Second, Prop 99 gives voters an apparent way to protect property rights without also taking on the rent control issue. Nonexpert voters are unlikely to realize that Prop 99 is deliberately structured to avoid giving property rights any real protection. This too increases the odds against Prop 98, and may be enough to cause its outright defeat.

The Proposition 99 ploy is so cleverly designed that it might have doomed Proposition 98 even if the latter didn't include a phaseout of rent control. With rent control included, failure becomes almost certain. Proposition 99 has been in the works for a long time. I first blogged about it more than a year ago. It was a mistake for Prop 98 advocates not to take it more seriously from the start.

III. The Dangers of Appearing Deceptive and Undermining Potential Alliances with the Left.

The inclusion of rent control in Prop 98 is also politically damaging for two other reasons. First, it exposes property rights supporters to charges of lying and deception. And such charges have in fact been repeatedly made by opponents of Prop 98, who have focused their campaign almost entirely on the rent control issue. For reasons I outlined in this post, I think that the charge of deception is wrong or at least greatly overstated. The sponsors of Prop 98 don't deny that it will phase out rent control; the official Prop 98 website specifically notes that it will. They merely focus on other more popular aspects of the initiative in their public rhetoric. Certainly, any deception by the Pro-98 side pales in comparison to that practiced by the sponsors of Prop 99, who are promoting an initiative intended to achieve the exact opposite of its stated objectives.

Nonetheless, the charge of deception is easy to make and impossible to refute in a succint way that ordinary voters can quickly grasp. It effectively diverts public attention away from the issue of eminent domain, and from the far greater deception perpetrated by the sponsors of Proposition 99. Since the Pro-99/Anti-98 side includes most of California's political establishment and major media outlets, these were predictable results. Like Caesar's wife, the cause of property rights must not only be pure; it also has to be perceived as such. That imperative is particularly important when the other side has vastly greater resources and media support.

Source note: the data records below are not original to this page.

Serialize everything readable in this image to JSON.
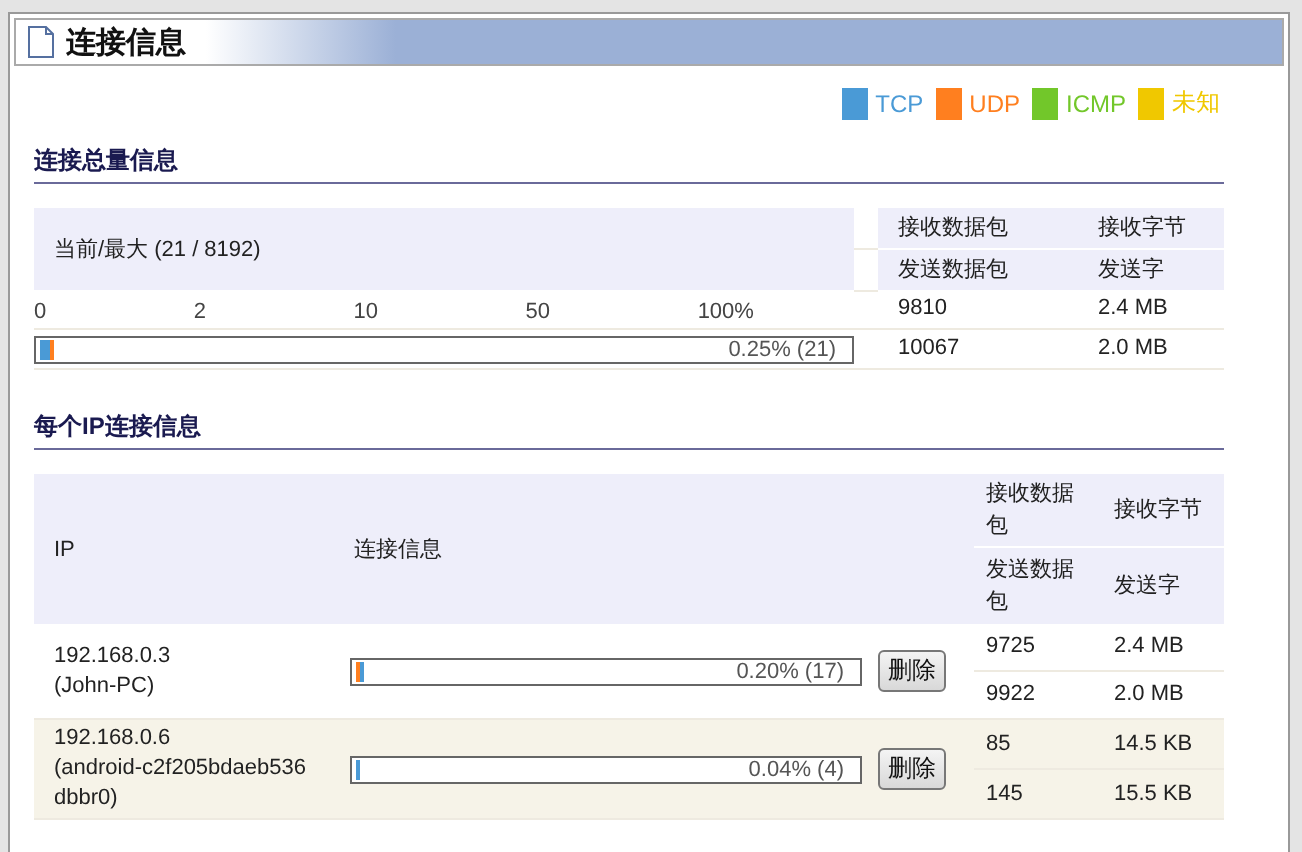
{
  "window": {
    "title": "连接信息"
  },
  "legend": [
    {
      "label": "TCP",
      "color": "#4a9ad6"
    },
    {
      "label": "UDP",
      "color": "#ff7f1f"
    },
    {
      "label": "ICMP",
      "color": "#72c72a"
    },
    {
      "label": "未知",
      "color": "#f0c800"
    }
  ],
  "summary": {
    "title": "连接总量信息",
    "current_max": "当前/最大 (21 / 8192)",
    "columns": [
      [
        "接收数据包",
        "发送数据包"
      ],
      [
        "接收字节",
        "发送字"
      ]
    ],
    "scale": [
      "0",
      "2",
      "10",
      "50",
      "100%"
    ],
    "bar": {
      "segments": [
        {
          "color": "#4a9ad6",
          "level": 0.012
        },
        {
          "color": "#ff7f1f",
          "level": 0.004
        }
      ],
      "reading": "0.25% (21)"
    },
    "received": [
      "9810",
      "2.4 MB"
    ],
    "sent": [
      "10067",
      "2.0 MB"
    ]
  },
  "per_ip": {
    "title": "每个IP连接信息",
    "columns": [
      "IP",
      "连接信息",
      [
        "接收数据包",
        "发送数据包"
      ],
      [
        "接收字节",
        "发送字"
      ]
    ],
    "rows": [
      {
        "ip": "192.168.0.3",
        "host": "(John-PC)",
        "bar": {
          "segments": [
            {
              "color": "#ff7f1f",
              "level": 0.003
            },
            {
              "color": "#4a9ad6",
              "level": 0.003
            }
          ],
          "reading": "0.20% (17)"
        },
        "button": "删除",
        "received": [
          "9725",
          "2.4 MB"
        ],
        "sent": [
          "9922",
          "2.0 MB"
        ]
      },
      {
        "ip": "192.168.0.6",
        "host": "(android-c2f205bdaeb536dbbr0)",
        "bar": {
          "segments": [
            {
              "color": "#4a9ad6",
              "level": 0.007
            }
          ],
          "reading": "0.04% (4)"
        },
        "button": "删除",
        "received": [
          "85",
          "14.5 KB"
        ],
        "sent": [
          "145",
          "15.5 KB"
        ]
      }
    ]
  }
}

Finally, the inclusion of rent control in Prop 98 closed off potentially promising alliances with forces on the political left. As documented in Part I of my academic article on post-Kelo reform, the Kelo decision and economic development takings are extremely unpopular among many liberals and leftists because they tend to victimize the poor and minorities. Ralph Nader, Bill Clinton, Howard Dean, Maxine Waters, and the NAACP (all cited in the paper) were among those who denounced Kelo in very strong terms. Surveys (also cited in the paper) show that 77 percent of self-described liberals oppose Kelo, and almost as many favor state laws banning economic development takings.

On the other hand, most liberals also strongly support rent control. An initiative that packages the anti-Kelo effort together with a rent control phaseout is likely to forfeit the support of many liberal voters who would be willing to support a pure anti-Kelo measure. In a generally liberal Democratic state like California, that is a major political drawback. It is particularly serious in a vote that takes place on June 3, where the absence of major statewide races leads to a low turnout - thereby ensuring that ideologically more extreme voters (who turn out at higher rates than moderates) will be a higher percentage of the total. Obviously, a liberal state like California has many more strongly ideological liberals than conservatives and libertarians.

Worse still, the bundling of rent control and eminent domain reform will lead many liberal activists to think that conservative and libertarian opposition to Kelo is just a cover for other causes that liberals oppose. That might reduce their willingness to ally with us on property rights issues in the future, not just in the case of Proposition 98. As a result, Proposition 98's bundling of rent control and eminent domain reform might have negative effects that go beyond Prop 98's own probable failure. I'm not sure how serious those effects are going to be. But I doubt they will be completely negligible.